» **Brief**: Read through the lines below and copy the ones holding the string "true".
━━━━━ Data to use
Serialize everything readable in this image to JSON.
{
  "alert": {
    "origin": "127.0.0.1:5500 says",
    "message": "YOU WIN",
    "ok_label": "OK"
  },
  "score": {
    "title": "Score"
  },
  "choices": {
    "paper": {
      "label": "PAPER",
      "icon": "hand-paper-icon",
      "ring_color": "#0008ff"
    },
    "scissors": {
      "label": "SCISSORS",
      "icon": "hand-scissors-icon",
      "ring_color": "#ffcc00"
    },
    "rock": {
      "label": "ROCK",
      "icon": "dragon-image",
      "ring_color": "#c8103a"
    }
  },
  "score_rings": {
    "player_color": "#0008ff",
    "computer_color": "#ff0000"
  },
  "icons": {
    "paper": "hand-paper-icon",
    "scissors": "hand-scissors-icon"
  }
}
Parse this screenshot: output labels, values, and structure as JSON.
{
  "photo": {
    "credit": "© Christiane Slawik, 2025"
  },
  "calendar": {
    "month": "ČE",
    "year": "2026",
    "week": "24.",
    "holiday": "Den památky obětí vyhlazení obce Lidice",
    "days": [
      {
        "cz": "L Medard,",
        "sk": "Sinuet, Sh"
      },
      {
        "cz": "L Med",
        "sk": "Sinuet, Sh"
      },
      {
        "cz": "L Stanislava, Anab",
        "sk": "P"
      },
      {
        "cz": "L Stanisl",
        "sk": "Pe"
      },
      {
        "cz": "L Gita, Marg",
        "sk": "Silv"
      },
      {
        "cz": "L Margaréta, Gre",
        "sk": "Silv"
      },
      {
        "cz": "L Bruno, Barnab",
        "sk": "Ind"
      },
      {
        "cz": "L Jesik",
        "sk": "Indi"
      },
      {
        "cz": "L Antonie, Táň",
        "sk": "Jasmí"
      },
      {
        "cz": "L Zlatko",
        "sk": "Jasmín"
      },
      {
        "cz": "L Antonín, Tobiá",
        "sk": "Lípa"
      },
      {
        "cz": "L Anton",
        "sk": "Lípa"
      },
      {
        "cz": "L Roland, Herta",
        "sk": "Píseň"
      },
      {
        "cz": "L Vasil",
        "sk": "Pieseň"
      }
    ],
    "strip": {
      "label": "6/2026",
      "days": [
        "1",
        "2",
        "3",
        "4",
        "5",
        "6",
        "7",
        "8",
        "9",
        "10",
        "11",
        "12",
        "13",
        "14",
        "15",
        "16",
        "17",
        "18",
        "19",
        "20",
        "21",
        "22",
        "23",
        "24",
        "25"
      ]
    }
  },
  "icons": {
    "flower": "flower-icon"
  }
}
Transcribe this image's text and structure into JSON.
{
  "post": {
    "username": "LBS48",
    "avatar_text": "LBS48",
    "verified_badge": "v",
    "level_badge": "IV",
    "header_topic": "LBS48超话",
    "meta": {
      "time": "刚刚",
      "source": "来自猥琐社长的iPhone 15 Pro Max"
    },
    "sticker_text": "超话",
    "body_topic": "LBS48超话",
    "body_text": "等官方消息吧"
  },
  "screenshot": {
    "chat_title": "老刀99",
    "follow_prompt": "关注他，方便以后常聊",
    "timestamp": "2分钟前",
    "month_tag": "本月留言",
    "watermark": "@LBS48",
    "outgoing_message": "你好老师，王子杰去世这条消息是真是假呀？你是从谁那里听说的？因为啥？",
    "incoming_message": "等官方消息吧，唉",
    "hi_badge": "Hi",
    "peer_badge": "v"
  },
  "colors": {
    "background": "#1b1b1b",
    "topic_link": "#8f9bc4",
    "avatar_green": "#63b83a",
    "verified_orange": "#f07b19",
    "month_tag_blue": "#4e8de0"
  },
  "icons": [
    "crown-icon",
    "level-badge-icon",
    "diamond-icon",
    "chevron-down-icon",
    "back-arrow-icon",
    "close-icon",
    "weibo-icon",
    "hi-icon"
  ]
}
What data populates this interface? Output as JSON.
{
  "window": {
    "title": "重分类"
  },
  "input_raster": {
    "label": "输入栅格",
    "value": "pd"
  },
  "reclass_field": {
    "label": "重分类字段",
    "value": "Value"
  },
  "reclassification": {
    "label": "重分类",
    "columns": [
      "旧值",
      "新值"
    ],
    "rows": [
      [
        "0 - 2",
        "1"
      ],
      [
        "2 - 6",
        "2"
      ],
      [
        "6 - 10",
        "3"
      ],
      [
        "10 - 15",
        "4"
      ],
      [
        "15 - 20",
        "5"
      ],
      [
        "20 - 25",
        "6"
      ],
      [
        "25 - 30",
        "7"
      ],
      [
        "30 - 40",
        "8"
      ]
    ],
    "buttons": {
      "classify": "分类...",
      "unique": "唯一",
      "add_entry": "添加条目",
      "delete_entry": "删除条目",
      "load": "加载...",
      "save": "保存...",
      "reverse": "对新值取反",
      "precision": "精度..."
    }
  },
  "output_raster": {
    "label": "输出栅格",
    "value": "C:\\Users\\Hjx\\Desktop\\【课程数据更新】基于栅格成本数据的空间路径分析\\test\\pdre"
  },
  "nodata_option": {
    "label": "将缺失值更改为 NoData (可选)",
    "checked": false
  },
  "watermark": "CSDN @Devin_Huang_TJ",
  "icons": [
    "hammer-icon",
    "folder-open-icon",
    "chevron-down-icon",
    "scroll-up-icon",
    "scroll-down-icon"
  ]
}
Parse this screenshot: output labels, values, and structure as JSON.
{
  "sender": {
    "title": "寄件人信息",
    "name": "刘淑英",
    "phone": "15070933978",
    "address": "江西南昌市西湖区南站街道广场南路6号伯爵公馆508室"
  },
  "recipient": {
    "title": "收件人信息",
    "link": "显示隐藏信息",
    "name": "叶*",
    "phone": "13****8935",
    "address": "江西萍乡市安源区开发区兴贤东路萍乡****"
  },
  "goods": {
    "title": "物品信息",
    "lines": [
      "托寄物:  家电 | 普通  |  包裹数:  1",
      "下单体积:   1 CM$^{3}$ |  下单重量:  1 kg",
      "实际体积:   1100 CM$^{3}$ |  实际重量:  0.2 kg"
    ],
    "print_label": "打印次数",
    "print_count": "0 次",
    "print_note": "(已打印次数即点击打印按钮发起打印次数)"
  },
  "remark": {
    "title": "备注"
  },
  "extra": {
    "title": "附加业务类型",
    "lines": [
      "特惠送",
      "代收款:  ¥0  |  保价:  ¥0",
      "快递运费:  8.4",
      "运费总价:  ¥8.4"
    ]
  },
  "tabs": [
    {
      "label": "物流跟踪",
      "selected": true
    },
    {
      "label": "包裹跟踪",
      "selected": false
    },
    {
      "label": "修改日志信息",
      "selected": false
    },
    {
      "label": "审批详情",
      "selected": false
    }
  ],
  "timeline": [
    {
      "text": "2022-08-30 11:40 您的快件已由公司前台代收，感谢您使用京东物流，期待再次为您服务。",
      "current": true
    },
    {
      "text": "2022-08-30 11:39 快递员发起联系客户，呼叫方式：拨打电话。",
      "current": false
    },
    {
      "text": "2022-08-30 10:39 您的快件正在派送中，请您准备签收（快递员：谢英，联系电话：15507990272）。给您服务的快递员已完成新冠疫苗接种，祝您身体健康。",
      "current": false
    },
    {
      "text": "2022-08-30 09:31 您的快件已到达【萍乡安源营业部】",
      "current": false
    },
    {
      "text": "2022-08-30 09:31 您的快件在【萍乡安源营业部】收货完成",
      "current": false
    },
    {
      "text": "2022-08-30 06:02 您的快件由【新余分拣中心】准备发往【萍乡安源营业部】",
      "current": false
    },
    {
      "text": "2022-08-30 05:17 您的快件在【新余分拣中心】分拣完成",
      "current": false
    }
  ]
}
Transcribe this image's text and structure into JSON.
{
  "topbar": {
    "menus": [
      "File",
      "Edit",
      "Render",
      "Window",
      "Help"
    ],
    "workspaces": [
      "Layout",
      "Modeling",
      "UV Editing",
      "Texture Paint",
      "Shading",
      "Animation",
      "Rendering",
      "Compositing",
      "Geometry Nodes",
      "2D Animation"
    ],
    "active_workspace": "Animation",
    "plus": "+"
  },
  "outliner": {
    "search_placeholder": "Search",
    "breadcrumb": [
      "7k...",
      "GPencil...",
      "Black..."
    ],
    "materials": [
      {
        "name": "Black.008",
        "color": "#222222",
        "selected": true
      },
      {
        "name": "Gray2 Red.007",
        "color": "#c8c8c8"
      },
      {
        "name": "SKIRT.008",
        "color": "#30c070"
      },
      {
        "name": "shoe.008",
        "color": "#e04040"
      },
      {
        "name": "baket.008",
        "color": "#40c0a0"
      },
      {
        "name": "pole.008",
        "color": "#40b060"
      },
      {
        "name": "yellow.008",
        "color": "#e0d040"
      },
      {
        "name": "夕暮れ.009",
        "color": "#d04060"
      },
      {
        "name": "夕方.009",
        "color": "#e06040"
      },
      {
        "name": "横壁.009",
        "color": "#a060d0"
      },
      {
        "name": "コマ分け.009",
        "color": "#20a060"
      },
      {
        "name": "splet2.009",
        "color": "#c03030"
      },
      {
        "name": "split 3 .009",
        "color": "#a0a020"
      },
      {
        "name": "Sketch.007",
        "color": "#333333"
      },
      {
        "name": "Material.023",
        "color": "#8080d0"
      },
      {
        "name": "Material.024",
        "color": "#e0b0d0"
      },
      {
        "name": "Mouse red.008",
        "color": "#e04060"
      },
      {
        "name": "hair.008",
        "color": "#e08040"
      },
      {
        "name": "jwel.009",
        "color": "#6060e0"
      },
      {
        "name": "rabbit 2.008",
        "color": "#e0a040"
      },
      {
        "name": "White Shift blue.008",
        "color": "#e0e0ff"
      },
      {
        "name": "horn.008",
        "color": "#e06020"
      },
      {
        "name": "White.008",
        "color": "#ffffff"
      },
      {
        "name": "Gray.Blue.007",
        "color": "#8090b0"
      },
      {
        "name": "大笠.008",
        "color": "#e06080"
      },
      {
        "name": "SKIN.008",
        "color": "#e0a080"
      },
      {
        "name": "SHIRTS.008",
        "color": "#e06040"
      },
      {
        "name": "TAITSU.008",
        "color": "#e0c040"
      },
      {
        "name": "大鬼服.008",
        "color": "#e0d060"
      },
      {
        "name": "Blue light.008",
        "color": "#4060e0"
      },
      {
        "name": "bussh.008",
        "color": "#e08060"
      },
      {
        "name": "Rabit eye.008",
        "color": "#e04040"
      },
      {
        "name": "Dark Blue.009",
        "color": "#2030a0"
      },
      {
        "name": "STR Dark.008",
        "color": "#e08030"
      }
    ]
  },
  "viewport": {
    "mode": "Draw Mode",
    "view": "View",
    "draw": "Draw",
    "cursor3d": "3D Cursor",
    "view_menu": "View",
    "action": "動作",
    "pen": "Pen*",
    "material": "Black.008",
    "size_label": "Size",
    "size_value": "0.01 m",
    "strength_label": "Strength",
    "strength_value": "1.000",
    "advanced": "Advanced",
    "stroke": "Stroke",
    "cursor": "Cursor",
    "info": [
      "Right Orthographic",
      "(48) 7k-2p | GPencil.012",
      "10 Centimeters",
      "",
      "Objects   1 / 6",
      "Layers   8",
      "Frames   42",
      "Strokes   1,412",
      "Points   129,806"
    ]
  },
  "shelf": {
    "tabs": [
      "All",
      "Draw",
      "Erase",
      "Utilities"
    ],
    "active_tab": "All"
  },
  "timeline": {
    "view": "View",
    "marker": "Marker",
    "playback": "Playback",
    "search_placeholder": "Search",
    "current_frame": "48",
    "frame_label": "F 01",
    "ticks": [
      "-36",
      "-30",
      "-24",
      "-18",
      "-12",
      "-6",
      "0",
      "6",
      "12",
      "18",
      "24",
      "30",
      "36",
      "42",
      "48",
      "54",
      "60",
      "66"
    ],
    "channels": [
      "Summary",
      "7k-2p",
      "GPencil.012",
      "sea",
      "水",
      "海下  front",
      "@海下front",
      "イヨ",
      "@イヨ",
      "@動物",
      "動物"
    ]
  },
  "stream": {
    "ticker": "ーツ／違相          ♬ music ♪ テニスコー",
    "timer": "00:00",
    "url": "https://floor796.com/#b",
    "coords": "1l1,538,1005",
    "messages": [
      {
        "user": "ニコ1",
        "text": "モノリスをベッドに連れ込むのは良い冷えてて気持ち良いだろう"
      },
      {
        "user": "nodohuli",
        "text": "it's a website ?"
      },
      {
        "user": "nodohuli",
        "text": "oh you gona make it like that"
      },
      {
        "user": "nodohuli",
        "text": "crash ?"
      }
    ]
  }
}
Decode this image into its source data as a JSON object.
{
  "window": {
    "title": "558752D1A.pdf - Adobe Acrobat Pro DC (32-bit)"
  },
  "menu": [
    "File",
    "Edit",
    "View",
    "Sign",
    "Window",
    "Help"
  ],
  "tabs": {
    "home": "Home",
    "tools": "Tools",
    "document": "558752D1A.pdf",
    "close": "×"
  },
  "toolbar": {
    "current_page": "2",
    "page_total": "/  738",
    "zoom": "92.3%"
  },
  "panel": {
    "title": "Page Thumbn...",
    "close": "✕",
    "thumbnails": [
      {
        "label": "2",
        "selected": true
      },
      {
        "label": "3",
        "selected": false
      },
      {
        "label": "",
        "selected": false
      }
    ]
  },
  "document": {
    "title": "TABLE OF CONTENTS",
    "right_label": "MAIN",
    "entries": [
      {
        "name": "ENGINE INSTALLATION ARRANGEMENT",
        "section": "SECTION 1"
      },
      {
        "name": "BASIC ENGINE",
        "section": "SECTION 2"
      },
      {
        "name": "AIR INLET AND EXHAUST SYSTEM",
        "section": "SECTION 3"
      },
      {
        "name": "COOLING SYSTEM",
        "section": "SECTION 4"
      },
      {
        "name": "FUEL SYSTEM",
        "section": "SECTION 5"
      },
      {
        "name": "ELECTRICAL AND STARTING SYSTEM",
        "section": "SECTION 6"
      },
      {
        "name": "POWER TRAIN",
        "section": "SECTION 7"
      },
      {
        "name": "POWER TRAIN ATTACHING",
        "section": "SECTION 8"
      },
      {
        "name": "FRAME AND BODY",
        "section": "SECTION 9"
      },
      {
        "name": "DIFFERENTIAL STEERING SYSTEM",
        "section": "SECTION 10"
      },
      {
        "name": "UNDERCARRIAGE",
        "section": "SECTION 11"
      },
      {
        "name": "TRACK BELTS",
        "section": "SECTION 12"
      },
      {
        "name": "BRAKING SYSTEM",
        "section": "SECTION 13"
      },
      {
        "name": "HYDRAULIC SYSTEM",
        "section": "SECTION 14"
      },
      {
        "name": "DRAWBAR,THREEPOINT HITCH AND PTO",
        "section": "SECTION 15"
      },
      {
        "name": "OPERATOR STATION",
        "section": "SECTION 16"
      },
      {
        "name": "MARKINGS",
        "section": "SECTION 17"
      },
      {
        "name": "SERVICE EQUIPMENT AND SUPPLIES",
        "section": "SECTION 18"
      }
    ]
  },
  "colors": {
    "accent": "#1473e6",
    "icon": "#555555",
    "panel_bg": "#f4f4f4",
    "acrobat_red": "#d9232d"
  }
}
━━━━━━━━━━
» **Answer to this task**:
      "selected": true
      "current": true
        "selected": true
        "selected": true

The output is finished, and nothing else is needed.